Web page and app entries
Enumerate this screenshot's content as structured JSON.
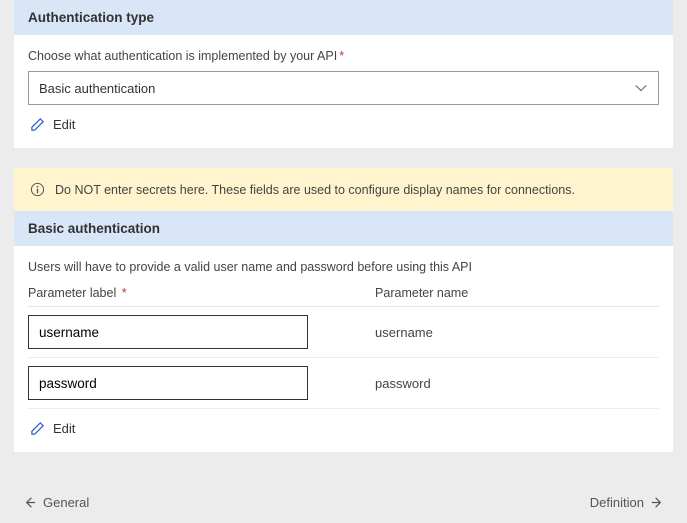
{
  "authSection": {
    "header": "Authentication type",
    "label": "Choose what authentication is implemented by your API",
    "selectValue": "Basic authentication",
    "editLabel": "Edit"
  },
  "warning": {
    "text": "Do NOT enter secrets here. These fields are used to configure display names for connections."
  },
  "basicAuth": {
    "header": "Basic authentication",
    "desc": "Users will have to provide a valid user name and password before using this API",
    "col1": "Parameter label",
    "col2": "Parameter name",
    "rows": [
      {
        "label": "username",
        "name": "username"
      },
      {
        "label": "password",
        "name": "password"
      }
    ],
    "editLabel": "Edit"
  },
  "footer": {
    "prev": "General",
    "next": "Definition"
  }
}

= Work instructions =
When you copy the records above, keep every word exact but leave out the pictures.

= Exercise answer =
Enumerate this screenshot's content as structured JSON.
{
  "authSection": {
    "header": "Authentication type",
    "label": "Choose what authentication is implemented by your API",
    "selectValue": "Basic authentication",
    "editLabel": "Edit"
  },
  "warning": {
    "text": "Do NOT enter secrets here. These fields are used to configure display names for connections."
  },
  "basicAuth": {
    "header": "Basic authentication",
    "desc": "Users will have to provide a valid user name and password before using this API",
    "col1": "Parameter label",
    "col2": "Parameter name",
    "rows": [
      {
        "label": "username",
        "name": "username"
      },
      {
        "label": "password",
        "name": "password"
      }
    ],
    "editLabel": "Edit"
  },
  "footer": {
    "prev": "General",
    "next": "Definition"
  }
}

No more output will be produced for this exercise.